§ SUPPLIED RECORDS:
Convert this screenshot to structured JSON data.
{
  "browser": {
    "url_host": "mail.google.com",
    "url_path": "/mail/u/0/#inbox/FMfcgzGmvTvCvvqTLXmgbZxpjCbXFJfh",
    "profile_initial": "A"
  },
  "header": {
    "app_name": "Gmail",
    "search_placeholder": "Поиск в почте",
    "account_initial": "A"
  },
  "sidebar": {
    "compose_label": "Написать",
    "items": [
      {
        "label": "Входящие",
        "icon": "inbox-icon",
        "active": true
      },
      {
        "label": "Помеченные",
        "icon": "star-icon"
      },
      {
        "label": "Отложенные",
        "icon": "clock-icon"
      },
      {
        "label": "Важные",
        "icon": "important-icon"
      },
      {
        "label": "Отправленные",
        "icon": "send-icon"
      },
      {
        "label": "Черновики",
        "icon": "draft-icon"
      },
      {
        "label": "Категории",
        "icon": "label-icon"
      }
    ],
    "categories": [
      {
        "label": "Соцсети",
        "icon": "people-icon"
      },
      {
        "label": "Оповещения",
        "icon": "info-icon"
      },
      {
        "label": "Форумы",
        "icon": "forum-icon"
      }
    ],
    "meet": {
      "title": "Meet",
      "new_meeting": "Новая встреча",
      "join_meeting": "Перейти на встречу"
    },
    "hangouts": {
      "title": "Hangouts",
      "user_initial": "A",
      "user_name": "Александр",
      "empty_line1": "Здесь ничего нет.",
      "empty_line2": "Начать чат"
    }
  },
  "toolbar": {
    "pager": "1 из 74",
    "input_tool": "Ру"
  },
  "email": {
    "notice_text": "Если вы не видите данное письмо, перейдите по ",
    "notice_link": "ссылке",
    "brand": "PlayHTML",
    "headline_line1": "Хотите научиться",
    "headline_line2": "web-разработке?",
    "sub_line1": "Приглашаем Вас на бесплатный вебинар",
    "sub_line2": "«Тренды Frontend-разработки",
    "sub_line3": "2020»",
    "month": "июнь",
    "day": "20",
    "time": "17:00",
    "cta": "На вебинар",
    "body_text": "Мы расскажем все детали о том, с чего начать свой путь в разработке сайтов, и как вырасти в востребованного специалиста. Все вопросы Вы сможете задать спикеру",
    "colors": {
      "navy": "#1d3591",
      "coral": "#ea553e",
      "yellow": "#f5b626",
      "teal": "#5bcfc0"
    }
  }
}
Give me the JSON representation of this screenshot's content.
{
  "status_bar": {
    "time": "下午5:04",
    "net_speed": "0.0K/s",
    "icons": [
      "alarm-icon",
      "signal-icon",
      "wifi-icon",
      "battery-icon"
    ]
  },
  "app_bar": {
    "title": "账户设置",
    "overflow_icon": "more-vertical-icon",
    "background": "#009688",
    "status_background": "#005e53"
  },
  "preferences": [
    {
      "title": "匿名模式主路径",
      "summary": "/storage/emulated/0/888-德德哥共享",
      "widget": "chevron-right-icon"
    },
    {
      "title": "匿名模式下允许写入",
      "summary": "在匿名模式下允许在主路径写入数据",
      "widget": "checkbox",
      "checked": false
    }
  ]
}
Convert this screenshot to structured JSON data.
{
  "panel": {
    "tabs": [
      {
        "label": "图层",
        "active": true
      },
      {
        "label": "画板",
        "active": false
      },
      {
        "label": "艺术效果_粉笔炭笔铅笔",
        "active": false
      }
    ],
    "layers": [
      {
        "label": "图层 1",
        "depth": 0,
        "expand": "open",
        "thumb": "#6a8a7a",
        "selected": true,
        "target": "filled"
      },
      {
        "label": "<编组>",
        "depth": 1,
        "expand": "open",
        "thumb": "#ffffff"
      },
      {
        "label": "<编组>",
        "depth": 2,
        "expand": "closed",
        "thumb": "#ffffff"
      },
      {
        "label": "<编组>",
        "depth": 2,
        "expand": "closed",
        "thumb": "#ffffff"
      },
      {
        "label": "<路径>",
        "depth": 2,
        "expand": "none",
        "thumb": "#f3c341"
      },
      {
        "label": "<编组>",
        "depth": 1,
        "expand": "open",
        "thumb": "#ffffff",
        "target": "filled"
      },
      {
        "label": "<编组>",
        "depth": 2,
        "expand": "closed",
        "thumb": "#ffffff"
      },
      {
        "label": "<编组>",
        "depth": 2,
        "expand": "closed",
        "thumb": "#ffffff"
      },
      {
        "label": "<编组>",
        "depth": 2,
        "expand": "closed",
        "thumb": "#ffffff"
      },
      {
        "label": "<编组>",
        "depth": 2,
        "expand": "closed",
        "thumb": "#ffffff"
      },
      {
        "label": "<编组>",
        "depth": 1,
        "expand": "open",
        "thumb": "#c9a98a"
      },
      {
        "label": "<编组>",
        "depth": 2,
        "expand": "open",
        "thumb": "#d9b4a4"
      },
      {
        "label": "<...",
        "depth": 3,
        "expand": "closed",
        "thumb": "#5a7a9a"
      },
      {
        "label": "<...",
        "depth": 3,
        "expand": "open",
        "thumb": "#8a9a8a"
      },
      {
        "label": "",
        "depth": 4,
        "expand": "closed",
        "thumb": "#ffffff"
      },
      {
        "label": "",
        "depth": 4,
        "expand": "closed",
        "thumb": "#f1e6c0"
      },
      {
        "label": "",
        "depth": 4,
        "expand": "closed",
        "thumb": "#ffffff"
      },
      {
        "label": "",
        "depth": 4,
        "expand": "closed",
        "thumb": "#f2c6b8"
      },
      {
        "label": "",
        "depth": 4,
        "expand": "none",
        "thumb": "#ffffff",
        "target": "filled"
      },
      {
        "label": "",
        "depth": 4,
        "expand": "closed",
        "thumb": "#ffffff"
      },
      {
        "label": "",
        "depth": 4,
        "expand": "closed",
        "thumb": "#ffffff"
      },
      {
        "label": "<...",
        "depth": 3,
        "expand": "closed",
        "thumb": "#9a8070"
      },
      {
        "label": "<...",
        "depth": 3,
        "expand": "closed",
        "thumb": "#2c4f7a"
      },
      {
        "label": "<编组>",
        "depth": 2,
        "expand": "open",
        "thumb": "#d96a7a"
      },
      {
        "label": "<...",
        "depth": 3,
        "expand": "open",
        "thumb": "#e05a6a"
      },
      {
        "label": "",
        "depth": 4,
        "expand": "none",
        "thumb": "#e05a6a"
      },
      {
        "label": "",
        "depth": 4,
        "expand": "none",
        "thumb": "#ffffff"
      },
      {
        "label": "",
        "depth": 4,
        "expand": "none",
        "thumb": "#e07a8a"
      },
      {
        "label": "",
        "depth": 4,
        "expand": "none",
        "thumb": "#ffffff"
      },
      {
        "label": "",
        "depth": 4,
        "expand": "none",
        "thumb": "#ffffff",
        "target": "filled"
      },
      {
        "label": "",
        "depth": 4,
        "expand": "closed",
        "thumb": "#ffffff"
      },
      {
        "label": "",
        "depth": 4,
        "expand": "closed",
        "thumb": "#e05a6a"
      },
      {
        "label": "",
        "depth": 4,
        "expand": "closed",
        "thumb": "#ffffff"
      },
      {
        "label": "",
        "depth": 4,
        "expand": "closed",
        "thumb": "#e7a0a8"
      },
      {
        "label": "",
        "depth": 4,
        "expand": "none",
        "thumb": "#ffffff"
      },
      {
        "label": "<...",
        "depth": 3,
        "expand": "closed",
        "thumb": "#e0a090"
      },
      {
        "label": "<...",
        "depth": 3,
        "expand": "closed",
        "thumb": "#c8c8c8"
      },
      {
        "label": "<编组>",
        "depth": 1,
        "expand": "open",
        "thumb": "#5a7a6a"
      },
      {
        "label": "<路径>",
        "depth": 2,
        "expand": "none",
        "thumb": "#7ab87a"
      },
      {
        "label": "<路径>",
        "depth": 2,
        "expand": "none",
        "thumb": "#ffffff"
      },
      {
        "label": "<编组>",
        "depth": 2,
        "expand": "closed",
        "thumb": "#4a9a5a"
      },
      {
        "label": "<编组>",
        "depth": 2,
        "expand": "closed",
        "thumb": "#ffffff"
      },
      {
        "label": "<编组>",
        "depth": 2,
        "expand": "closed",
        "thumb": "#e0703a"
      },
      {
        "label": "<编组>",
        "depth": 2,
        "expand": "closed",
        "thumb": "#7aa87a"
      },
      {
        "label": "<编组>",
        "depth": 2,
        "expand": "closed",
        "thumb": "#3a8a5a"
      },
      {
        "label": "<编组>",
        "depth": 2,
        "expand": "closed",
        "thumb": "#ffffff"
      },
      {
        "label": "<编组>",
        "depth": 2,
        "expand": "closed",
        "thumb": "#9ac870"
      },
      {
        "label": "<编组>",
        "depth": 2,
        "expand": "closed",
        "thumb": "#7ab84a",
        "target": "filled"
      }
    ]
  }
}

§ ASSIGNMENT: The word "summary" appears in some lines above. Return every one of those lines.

§ OUTPUT OF THE TASK:
      "summary": "/storage/emulated/0/888-德德哥共享",
      "summary": "在匿名模式下允许在主路径写入数据",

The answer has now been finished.